Publication Date

March 1998


[Excerpt] Two presidents, the National Governors Association, and numerous blue-ribbon panels have called for the development of state or national content standards for core subjects and examinations that assess student achievement of these standards. The Competitiveness Policy Council, for example, advocated that "external assessments be given to individual students at the secondary level and that the results should be a major but not exclusive factor qualifying for college and better jobs at better wages." It is claimed that curriculum-based external exit exam systems (CBEEESs) based on explicit content standards will improve the teaching and learning of core subjects. What evidence is there for this claim? Outside the United States, such systems are the rule, not the exception.
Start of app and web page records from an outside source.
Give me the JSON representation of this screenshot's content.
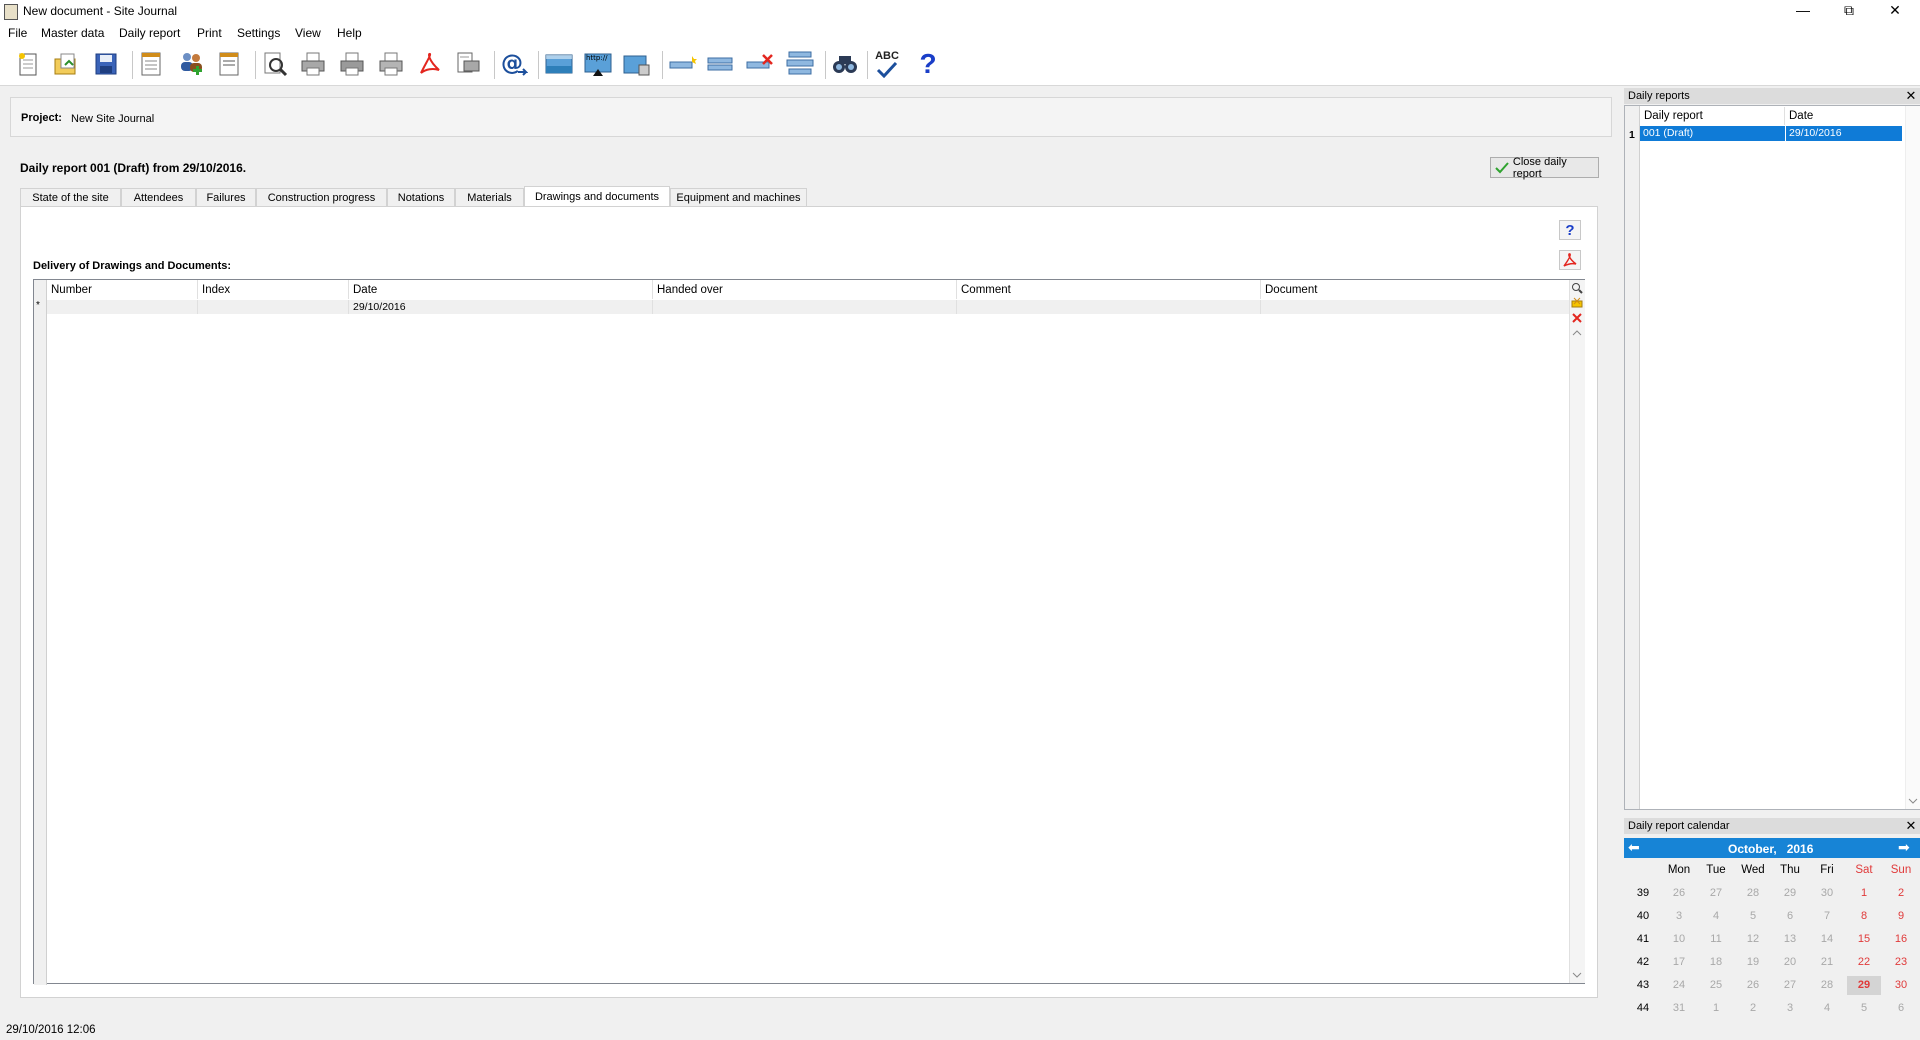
{
  "window": {
    "title": "New document - Site Journal",
    "minimize": "—",
    "maximize": "⧉",
    "close": "✕"
  },
  "menu": [
    "File",
    "Master data",
    "Daily report",
    "Print",
    "Settings",
    "View",
    "Help"
  ],
  "toolbar": {
    "buttons": [
      "new-document",
      "open-document",
      "save",
      "report-list",
      "master-data-people",
      "page-setup",
      "print-preview",
      "print",
      "print-all",
      "print-quick",
      "export-pdf",
      "export-document",
      "send-email",
      "image-insert",
      "image-web",
      "image-export",
      "add-entry",
      "insert-entry",
      "delete-entry",
      "move-entry",
      "find",
      "spellcheck",
      "help"
    ],
    "spellcheck_label": "ABC",
    "help_label": "?"
  },
  "project": {
    "label": "Project:",
    "value": "New Site Journal"
  },
  "report": {
    "heading": "Daily report 001 (Draft) from 29/10/2016.",
    "close_label": "Close daily report"
  },
  "tabs": [
    "State of the site",
    "Attendees",
    "Failures",
    "Construction progress",
    "Notations",
    "Materials",
    "Drawings and documents",
    "Equipment and machines"
  ],
  "active_tab": "Drawings and documents",
  "section": {
    "title": "Delivery of Drawings and Documents:",
    "help_label": "?",
    "columns": [
      "Number",
      "Index",
      "Date",
      "Handed over",
      "Comment",
      "Document"
    ],
    "new_row": {
      "marker": "*",
      "date": "29/10/2016"
    }
  },
  "daily_reports_panel": {
    "title": "Daily reports",
    "close": "✕",
    "columns": [
      "Daily report",
      "Date"
    ],
    "rows": [
      {
        "index": "1",
        "report": "001 (Draft)",
        "date": "29/10/2016"
      }
    ]
  },
  "calendar_panel": {
    "title": "Daily report calendar",
    "close": "✕",
    "prev": "⬅",
    "next": "➡",
    "month": "October,",
    "year": "2016",
    "days_of_week": [
      "Mon",
      "Tue",
      "Wed",
      "Thu",
      "Fri",
      "Sat",
      "Sun"
    ],
    "weeks": [
      {
        "week": "39",
        "days": [
          "26",
          "27",
          "28",
          "29",
          "30",
          "1",
          "2"
        ]
      },
      {
        "week": "40",
        "days": [
          "3",
          "4",
          "5",
          "6",
          "7",
          "8",
          "9"
        ]
      },
      {
        "week": "41",
        "days": [
          "10",
          "11",
          "12",
          "13",
          "14",
          "15",
          "16"
        ]
      },
      {
        "week": "42",
        "days": [
          "17",
          "18",
          "19",
          "20",
          "21",
          "22",
          "23"
        ]
      },
      {
        "week": "43",
        "days": [
          "24",
          "25",
          "26",
          "27",
          "28",
          "29",
          "30"
        ]
      },
      {
        "week": "44",
        "days": [
          "31",
          "1",
          "2",
          "3",
          "4",
          "5",
          "6"
        ]
      }
    ],
    "selected_day": "29",
    "colors": {
      "header": "#1784d6",
      "weekend": "#e03a3a",
      "other_day": "#a8a8a8",
      "selected_bg": "#d4d4d4"
    }
  },
  "status": {
    "datetime": "29/10/2016 12:06"
  }
}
What impacts have such systems had on school policies, teaching, and student learning?


Suggested Citation
Bishop, J. H. (1998). The effect of curriculum-based external exit exam systems on student achievement [Electronic version]. Journal of Economic Education, 29, 171-182.

Required Publisher Statement:
Journal of Economic Education, “The Effect of Curriculum-Based External Exit Exam Systems on Student Achievement,” John H. Bishop, Vol. 29, #2, pp. 171-182, Spring 1998. Reprinted with permission of the Helen Dwight Reid Educational Foundation. Published by Heldref Publications, 1319 18th Street, NW, Washington, DC 20036-1802. Copyright © (1998).